In Parts 1 and 2 of this post, we talked about the current and proposed rules applicable to rollover recommendations by broker-dealers and RIAs. Part 1 discussed the DOL and FINRA rules that apply now. In Part 2, we explained the SEC proposals. In this post, we talk about how to make a compliant rollover recommendation, regardless of which set of rules applies.
(“Rollover recommendation” refers to advice to a retirement plan participant to take a distribution of his or her account and roll it over to an IRA that is being advised by the broker-dealer or RIA.)
As discussed regularly on this blog, the financial industry has seen a stream of rules and regulations in recent years that relate to the standard of care and management of conflicts for broker-dealers, investment advisers, insurance agents and companies.
The need for experienced counsel to help navigate the evolving and overlapping federal and state “best interest” obligations has increased.

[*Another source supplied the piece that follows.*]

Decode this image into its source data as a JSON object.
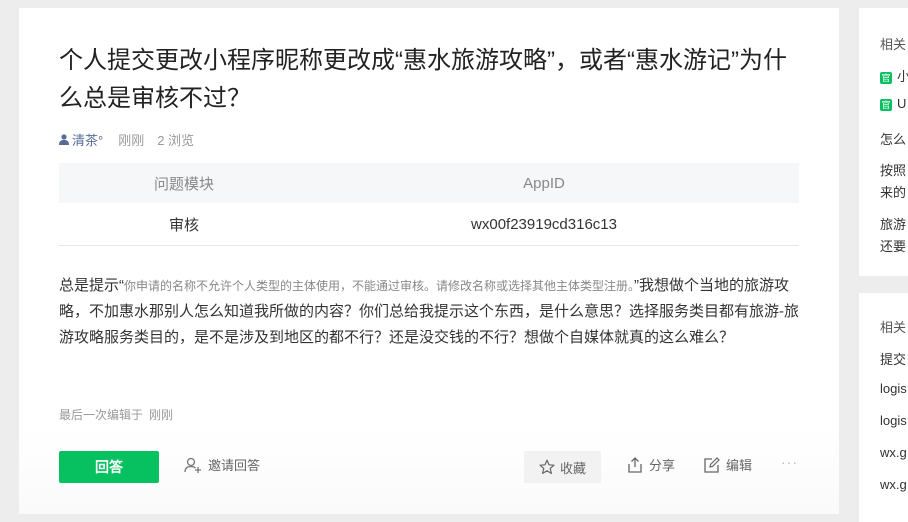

It’s the reason we’re excited to announce the launch of our Best Interest Compliance Team.
This interdisciplinary group of more than 20 lawyers consists of attorneys with experience across Investment Management, ERISA, SEC & Regulatory Enforcement Defense, Litigation/FINRA Arbitration, and Insurance Regulatory and Transactional practice areas.
The Best Interest Compliance Team will help clients make decisions about questions such as:
- What does the SEC’s proposed Regulation Best Interest mean?
- How does the SEC’s RIA interpretive guidance impact the standards currently applied to RIAs?
- What is the effect of the court order vacating the DOL’s Fiduciary Rule and what already-implemented changes will continue under the SEC proposals for RIAs and broker-dealers?
- How should written supervisory procedures be revised in light of these changes and proposals?
- What measures should be taken to show good-faith compliance with the DOL’s non-enforcement policy?
- Where should broker-dealers/RIAs/insurance companies go from here?
- How should insurance agents deal with conflicting state regulatory schemes?